__DIRECTIONS FOR THIS TASK__: Any picture in the data below should be skipped, while every line is repeated exactly.

- - - - - - -

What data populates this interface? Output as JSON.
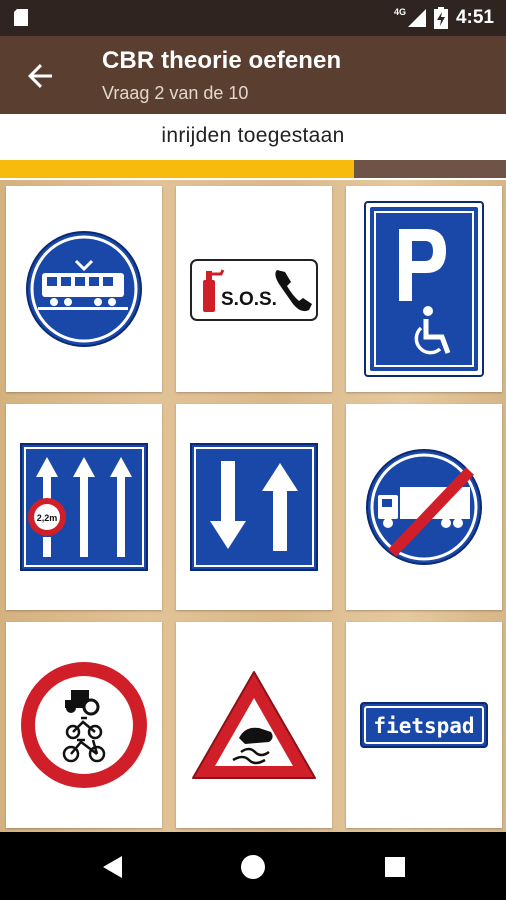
{
  "status_bar": {
    "time": "4:51",
    "network": "4G",
    "icons": [
      "sd-card-icon",
      "signal-icon",
      "battery-charging-icon"
    ]
  },
  "app_bar": {
    "title": "CBR theorie oefenen",
    "subtitle": "Vraag 2 van de 10",
    "back_icon": "arrow-back-icon"
  },
  "question": {
    "text": "inrijden toegestaan"
  },
  "progress": {
    "fraction": 0.7
  },
  "signs": [
    {
      "id": "tram-route",
      "icon": "tram-sign-icon"
    },
    {
      "id": "sos-emergency",
      "icon": "sos-sign-icon",
      "text": "S.O.S."
    },
    {
      "id": "disabled-parking",
      "icon": "disabled-parking-sign-icon"
    },
    {
      "id": "lanes-width-restriction",
      "icon": "lanes-sign-icon",
      "text": "2,2m"
    },
    {
      "id": "two-way-traffic",
      "icon": "two-way-sign-icon"
    },
    {
      "id": "end-truck-route",
      "icon": "end-truck-sign-icon"
    },
    {
      "id": "no-motor-vehicles-cycles",
      "icon": "no-vehicles-sign-icon"
    },
    {
      "id": "slippery-road",
      "icon": "slippery-road-sign-icon"
    },
    {
      "id": "bicycle-path",
      "icon": "fietspad-sign-icon",
      "text": "fietspad"
    }
  ],
  "nav_bar": {
    "buttons": [
      "back-triangle-icon",
      "home-circle-icon",
      "recents-square-icon"
    ]
  },
  "colors": {
    "status_bar": "#2f2420",
    "app_bar": "#5a3f31",
    "progress_fill": "#f7bb0d",
    "progress_track": "#6f5347",
    "sign_blue": "#1a48a8",
    "sign_red": "#d11f2a"
  }
}
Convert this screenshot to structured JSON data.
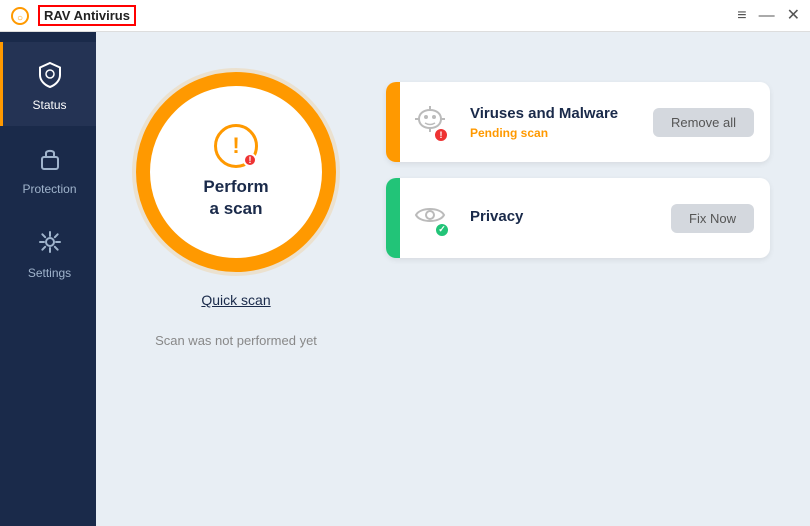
{
  "titleBar": {
    "title": "RAV Antivirus",
    "logoSymbol": "○",
    "menuBtn": "≡",
    "minimizeBtn": "—",
    "closeBtn": "✕"
  },
  "sidebar": {
    "items": [
      {
        "id": "status",
        "label": "Status",
        "icon": "shield",
        "active": true
      },
      {
        "id": "protection",
        "label": "Protection",
        "icon": "lock",
        "active": false
      },
      {
        "id": "settings",
        "label": "Settings",
        "icon": "gear",
        "active": false
      }
    ]
  },
  "scanPanel": {
    "mainText1": "Perform",
    "mainText2": "a scan",
    "quickScanLabel": "Quick scan",
    "statusText": "Scan was not performed yet"
  },
  "cards": [
    {
      "id": "viruses",
      "accentColor": "orange",
      "title": "Viruses and Malware",
      "subtitle": "Pending scan",
      "subtitleColor": "orange",
      "actionLabel": "Remove all"
    },
    {
      "id": "privacy",
      "accentColor": "green",
      "title": "Privacy",
      "subtitle": "",
      "subtitleColor": "green",
      "actionLabel": "Fix Now"
    }
  ]
}
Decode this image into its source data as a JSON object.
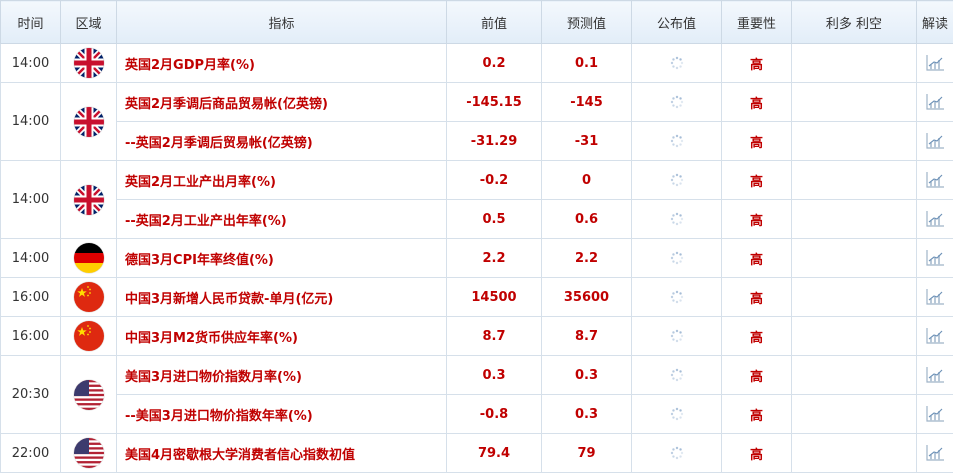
{
  "header": {
    "time": "时间",
    "region": "区域",
    "indicator": "指标",
    "previous": "前值",
    "forecast": "预测值",
    "published": "公布值",
    "importance": "重要性",
    "bull_bear": "利多 利空",
    "analysis": "解读"
  },
  "rows": [
    {
      "time": "14:00",
      "country": "uk",
      "indicator": "英国2月GDP月率(%)",
      "previous": "0.2",
      "forecast": "0.1",
      "importance": "高"
    },
    {
      "time": "14:00",
      "country": "uk",
      "indicator": "英国2月季调后商品贸易帐(亿英镑)",
      "previous": "-145.15",
      "forecast": "-145",
      "importance": "高"
    },
    {
      "indicator": "--英国2月季调后贸易帐(亿英镑)",
      "previous": "-31.29",
      "forecast": "-31",
      "importance": "高"
    },
    {
      "time": "14:00",
      "country": "uk",
      "indicator": "英国2月工业产出月率(%)",
      "previous": "-0.2",
      "forecast": "0",
      "importance": "高"
    },
    {
      "indicator": "--英国2月工业产出年率(%)",
      "previous": "0.5",
      "forecast": "0.6",
      "importance": "高"
    },
    {
      "time": "14:00",
      "country": "germany",
      "indicator": "德国3月CPI年率终值(%)",
      "previous": "2.2",
      "forecast": "2.2",
      "importance": "高"
    },
    {
      "time": "16:00",
      "country": "china",
      "indicator": "中国3月新增人民币贷款-单月(亿元)",
      "previous": "14500",
      "forecast": "35600",
      "importance": "高"
    },
    {
      "time": "16:00",
      "country": "china",
      "indicator": "中国3月M2货币供应年率(%)",
      "previous": "8.7",
      "forecast": "8.7",
      "importance": "高"
    },
    {
      "time": "20:30",
      "country": "us",
      "indicator": "美国3月进口物价指数月率(%)",
      "previous": "0.3",
      "forecast": "0.3",
      "importance": "高"
    },
    {
      "indicator": "--美国3月进口物价指数年率(%)",
      "previous": "-0.8",
      "forecast": "0.3",
      "importance": "高"
    },
    {
      "time": "22:00",
      "country": "us",
      "indicator": "美国4月密歇根大学消费者信心指数初值",
      "previous": "79.4",
      "forecast": "79",
      "importance": "高"
    }
  ],
  "colors": {
    "value_red": "#c00000",
    "header_bg": "#e2edf8",
    "border": "#d6e0ea"
  },
  "icons": {
    "published": "loading-spinner-icon",
    "analysis": "chart-icon"
  }
}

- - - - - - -

__COMPLETED TASK__:
What data populates this interface? Output as JSON.
{
  "status_bar": {
    "time": "4:51",
    "network": "4G",
    "icons": [
      "sd-card-icon",
      "signal-icon",
      "battery-charging-icon"
    ]
  },
  "app_bar": {
    "title": "CBR theorie oefenen",
    "subtitle": "Vraag 2 van de 10",
    "back_icon": "arrow-back-icon"
  },
  "question": {
    "text": "inrijden toegestaan"
  },
  "progress": {
    "fraction": 0.7
  },
  "signs": [
    {
      "id": "tram-route",
      "icon": "tram-sign-icon"
    },
    {
      "id": "sos-emergency",
      "icon": "sos-sign-icon",
      "text": "S.O.S."
    },
    {
      "id": "disabled-parking",
      "icon": "disabled-parking-sign-icon"
    },
    {
      "id": "lanes-width-restriction",
      "icon": "lanes-sign-icon",
      "text": "2,2m"
    },
    {
      "id": "two-way-traffic",
      "icon": "two-way-sign-icon"
    },
    {
      "id": "end-truck-route",
      "icon": "end-truck-sign-icon"
    },
    {
      "id": "no-motor-vehicles-cycles",
      "icon": "no-vehicles-sign-icon"
    },
    {
      "id": "slippery-road",
      "icon": "slippery-road-sign-icon"
    },
    {
      "id": "bicycle-path",
      "icon": "fietspad-sign-icon",
      "text": "fietspad"
    }
  ],
  "nav_bar": {
    "buttons": [
      "back-triangle-icon",
      "home-circle-icon",
      "recents-square-icon"
    ]
  },
  "colors": {
    "status_bar": "#2f2420",
    "app_bar": "#5a3f31",
    "progress_fill": "#f7bb0d",
    "progress_track": "#6f5347",
    "sign_blue": "#1a48a8",
    "sign_red": "#d11f2a"
  }
}
Convert this screenshot to structured JSON data.
{
  "titleBar": {
    "title": "RAV Antivirus",
    "logoSymbol": "○",
    "menuBtn": "≡",
    "minimizeBtn": "—",
    "closeBtn": "✕"
  },
  "sidebar": {
    "items": [
      {
        "id": "status",
        "label": "Status",
        "icon": "shield",
        "active": true
      },
      {
        "id": "protection",
        "label": "Protection",
        "icon": "lock",
        "active": false
      },
      {
        "id": "settings",
        "label": "Settings",
        "icon": "gear",
        "active": false
      }
    ]
  },
  "scanPanel": {
    "mainText1": "Perform",
    "mainText2": "a scan",
    "quickScanLabel": "Quick scan",
    "statusText": "Scan was not performed yet"
  },
  "cards": [
    {
      "id": "viruses",
      "accentColor": "orange",
      "title": "Viruses and Malware",
      "subtitle": "Pending scan",
      "subtitleColor": "orange",
      "actionLabel": "Remove all"
    },
    {
      "id": "privacy",
      "accentColor": "green",
      "title": "Privacy",
      "subtitle": "",
      "subtitleColor": "green",
      "actionLabel": "Fix Now"
    }
  ]
}
Decode this image into its source data as a JSON object.
{
  "header": {
    "time": "时间",
    "region": "区域",
    "indicator": "指标",
    "previous": "前值",
    "forecast": "预测值",
    "published": "公布值",
    "importance": "重要性",
    "bull_bear": "利多 利空",
    "analysis": "解读"
  },
  "rows": [
    {
      "time": "14:00",
      "country": "uk",
      "indicator": "英国2月GDP月率(%)",
      "previous": "0.2",
      "forecast": "0.1",
      "importance": "高"
    },
    {
      "time": "14:00",
      "country": "uk",
      "indicator": "英国2月季调后商品贸易帐(亿英镑)",
      "previous": "-145.15",
      "forecast": "-145",
      "importance": "高"
    },
    {
      "indicator": "--英国2月季调后贸易帐(亿英镑)",
      "previous": "-31.29",
      "forecast": "-31",
      "importance": "高"
    },
    {
      "time": "14:00",
      "country": "uk",
      "indicator": "英国2月工业产出月率(%)",
      "previous": "-0.2",
      "forecast": "0",
      "importance": "高"
    },
    {
      "indicator": "--英国2月工业产出年率(%)",
      "previous": "0.5",
      "forecast": "0.6",
      "importance": "高"
    },
    {
      "time": "14:00",
      "country": "germany",
      "indicator": "德国3月CPI年率终值(%)",
      "previous": "2.2",
      "forecast": "2.2",
      "importance": "高"
    },
    {
      "time": "16:00",
      "country": "china",
      "indicator": "中国3月新增人民币贷款-单月(亿元)",
      "previous": "14500",
      "forecast": "35600",
      "importance": "高"
    },
    {
      "time": "16:00",
      "country": "china",
      "indicator": "中国3月M2货币供应年率(%)",
      "previous": "8.7",
      "forecast": "8.7",
      "importance": "高"
    },
    {
      "time": "20:30",
      "country": "us",
      "indicator": "美国3月进口物价指数月率(%)",
      "previous": "0.3",
      "forecast": "0.3",
      "importance": "高"
    },
    {
      "indicator": "--美国3月进口物价指数年率(%)",
      "previous": "-0.8",
      "forecast": "0.3",
      "importance": "高"
    },
    {
      "time": "22:00",
      "country": "us",
      "indicator": "美国4月密歇根大学消费者信心指数初值",
      "previous": "79.4",
      "forecast": "79",
      "importance": "高"
    }
  ],
  "colors": {
    "value_red": "#c00000",
    "header_bg": "#e2edf8",
    "border": "#d6e0ea"
  },
  "icons": {
    "published": "loading-spinner-icon",
    "analysis": "chart-icon"
  }
}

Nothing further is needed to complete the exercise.